Output each entry that follows exactly. Images stay out.
-- Information supplied follows --
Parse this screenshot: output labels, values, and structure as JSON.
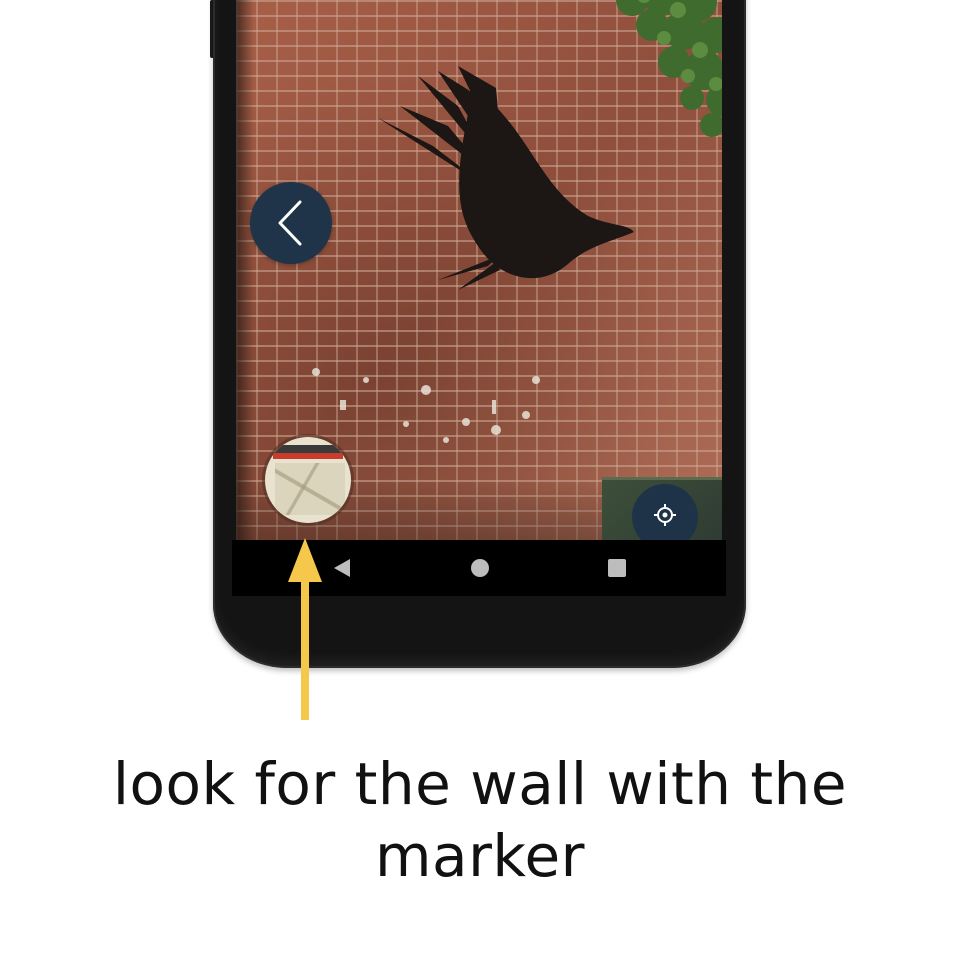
{
  "annotation": {
    "caption": "look for the wall with the marker",
    "arrow_color": "#f5c84c",
    "text_color": "#111111"
  },
  "phone": {
    "body_color": "#141414",
    "screen": {
      "back_button_icon": "chevron-left-icon",
      "marker_thumbnail_icon": "marker-map-thumbnail",
      "locate_button_icon": "crosshair-locate-icon",
      "accent_color": "#1f3448"
    },
    "nav_bar": {
      "buttons": [
        {
          "icon": "back-triangle-icon"
        },
        {
          "icon": "home-circle-icon"
        },
        {
          "icon": "recents-square-icon"
        }
      ]
    }
  }
}
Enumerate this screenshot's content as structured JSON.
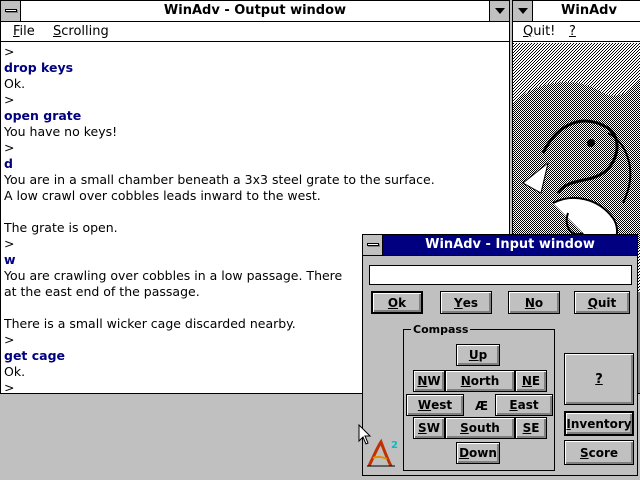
{
  "output_window": {
    "title": "WinAdv - Output window",
    "menu": [
      {
        "label": "File",
        "underline": "F",
        "rest": "ile"
      },
      {
        "label": "Scrolling",
        "underline": "S",
        "rest": "crolling"
      }
    ],
    "lines": [
      {
        "text": ">",
        "type": "prompt"
      },
      {
        "text": "drop keys",
        "type": "cmd"
      },
      {
        "text": "Ok.",
        "type": "out"
      },
      {
        "text": ">",
        "type": "prompt"
      },
      {
        "text": "open grate",
        "type": "cmd"
      },
      {
        "text": "You have no keys!",
        "type": "out"
      },
      {
        "text": ">",
        "type": "prompt"
      },
      {
        "text": "d",
        "type": "cmd"
      },
      {
        "text": "You are in a small chamber beneath a 3x3 steel grate to the surface.",
        "type": "out"
      },
      {
        "text": "A low crawl over cobbles leads inward to the west.",
        "type": "out"
      },
      {
        "text": "",
        "type": "out"
      },
      {
        "text": "The grate is open.",
        "type": "out"
      },
      {
        "text": ">",
        "type": "prompt"
      },
      {
        "text": "w",
        "type": "cmd"
      },
      {
        "text": "You are crawling over cobbles in a low passage. There",
        "type": "out"
      },
      {
        "text": "at the east end of the passage.",
        "type": "out"
      },
      {
        "text": "",
        "type": "out"
      },
      {
        "text": "There is a small wicker cage discarded nearby.",
        "type": "out"
      },
      {
        "text": ">",
        "type": "prompt"
      },
      {
        "text": "get cage",
        "type": "cmd"
      },
      {
        "text": "Ok.",
        "type": "out"
      },
      {
        "text": ">",
        "type": "prompt"
      }
    ]
  },
  "picture_window": {
    "title": "WinAdv",
    "menu": [
      {
        "label": "Quit!",
        "underline": "Q",
        "rest": "uit!"
      },
      {
        "label": "?",
        "underline": "?",
        "rest": ""
      }
    ]
  },
  "input_window": {
    "title": "WinAdv - Input window",
    "input_value": "",
    "buttons": {
      "ok": {
        "u": "O",
        "rest": "k"
      },
      "yes": {
        "u": "Y",
        "rest": "es"
      },
      "no": {
        "u": "N",
        "rest": "o"
      },
      "quit": {
        "u": "Q",
        "rest": "uit"
      },
      "help": {
        "u": "?",
        "rest": ""
      },
      "inventory": {
        "u": "I",
        "rest": "nventory"
      },
      "score": {
        "u": "S",
        "rest": "core"
      }
    },
    "compass": {
      "label": "Compass",
      "center": "Æ",
      "up": {
        "u": "U",
        "rest": "p"
      },
      "down": {
        "u": "D",
        "rest": "own"
      },
      "north": {
        "u": "N",
        "rest": "orth"
      },
      "south": {
        "u": "S",
        "rest": "outh"
      },
      "east": {
        "u": "E",
        "rest": "ast"
      },
      "west": {
        "u": "W",
        "rest": "est"
      },
      "nw": {
        "u": "N",
        "rest": "W"
      },
      "ne": {
        "u": "N",
        "rest": "E"
      },
      "sw": {
        "u": "S",
        "rest": "W"
      },
      "se": {
        "u": "S",
        "rest": "E"
      }
    }
  },
  "logo": {
    "letter": "A",
    "superscript": "2"
  },
  "colors": {
    "title_active": "#000080",
    "command_text": "#000080",
    "face": "#c0c0c0"
  }
}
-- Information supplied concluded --
▶ _Task output_
Parse this screenshot: output labels, values, and structure as JSON.
{
  "annotation": {
    "caption": "look for the wall with the marker",
    "arrow_color": "#f5c84c",
    "text_color": "#111111"
  },
  "phone": {
    "body_color": "#141414",
    "screen": {
      "back_button_icon": "chevron-left-icon",
      "marker_thumbnail_icon": "marker-map-thumbnail",
      "locate_button_icon": "crosshair-locate-icon",
      "accent_color": "#1f3448"
    },
    "nav_bar": {
      "buttons": [
        {
          "icon": "back-triangle-icon"
        },
        {
          "icon": "home-circle-icon"
        },
        {
          "icon": "recents-square-icon"
        }
      ]
    }
  }
}
Enumerate this screenshot's content as structured JSON.
{
  "output_window": {
    "title": "WinAdv - Output window",
    "menu": [
      {
        "label": "File",
        "underline": "F",
        "rest": "ile"
      },
      {
        "label": "Scrolling",
        "underline": "S",
        "rest": "crolling"
      }
    ],
    "lines": [
      {
        "text": ">",
        "type": "prompt"
      },
      {
        "text": "drop keys",
        "type": "cmd"
      },
      {
        "text": "Ok.",
        "type": "out"
      },
      {
        "text": ">",
        "type": "prompt"
      },
      {
        "text": "open grate",
        "type": "cmd"
      },
      {
        "text": "You have no keys!",
        "type": "out"
      },
      {
        "text": ">",
        "type": "prompt"
      },
      {
        "text": "d",
        "type": "cmd"
      },
      {
        "text": "You are in a small chamber beneath a 3x3 steel grate to the surface.",
        "type": "out"
      },
      {
        "text": "A low crawl over cobbles leads inward to the west.",
        "type": "out"
      },
      {
        "text": "",
        "type": "out"
      },
      {
        "text": "The grate is open.",
        "type": "out"
      },
      {
        "text": ">",
        "type": "prompt"
      },
      {
        "text": "w",
        "type": "cmd"
      },
      {
        "text": "You are crawling over cobbles in a low passage. There",
        "type": "out"
      },
      {
        "text": "at the east end of the passage.",
        "type": "out"
      },
      {
        "text": "",
        "type": "out"
      },
      {
        "text": "There is a small wicker cage discarded nearby.",
        "type": "out"
      },
      {
        "text": ">",
        "type": "prompt"
      },
      {
        "text": "get cage",
        "type": "cmd"
      },
      {
        "text": "Ok.",
        "type": "out"
      },
      {
        "text": ">",
        "type": "prompt"
      }
    ]
  },
  "picture_window": {
    "title": "WinAdv",
    "menu": [
      {
        "label": "Quit!",
        "underline": "Q",
        "rest": "uit!"
      },
      {
        "label": "?",
        "underline": "?",
        "rest": ""
      }
    ]
  },
  "input_window": {
    "title": "WinAdv - Input window",
    "input_value": "",
    "buttons": {
      "ok": {
        "u": "O",
        "rest": "k"
      },
      "yes": {
        "u": "Y",
        "rest": "es"
      },
      "no": {
        "u": "N",
        "rest": "o"
      },
      "quit": {
        "u": "Q",
        "rest": "uit"
      },
      "help": {
        "u": "?",
        "rest": ""
      },
      "inventory": {
        "u": "I",
        "rest": "nventory"
      },
      "score": {
        "u": "S",
        "rest": "core"
      }
    },
    "compass": {
      "label": "Compass",
      "center": "Æ",
      "up": {
        "u": "U",
        "rest": "p"
      },
      "down": {
        "u": "D",
        "rest": "own"
      },
      "north": {
        "u": "N",
        "rest": "orth"
      },
      "south": {
        "u": "S",
        "rest": "outh"
      },
      "east": {
        "u": "E",
        "rest": "ast"
      },
      "west": {
        "u": "W",
        "rest": "est"
      },
      "nw": {
        "u": "N",
        "rest": "W"
      },
      "ne": {
        "u": "N",
        "rest": "E"
      },
      "sw": {
        "u": "S",
        "rest": "W"
      },
      "se": {
        "u": "S",
        "rest": "E"
      }
    }
  },
  "logo": {
    "letter": "A",
    "superscript": "2"
  },
  "colors": {
    "title_active": "#000080",
    "command_text": "#000080",
    "face": "#c0c0c0"
  }
}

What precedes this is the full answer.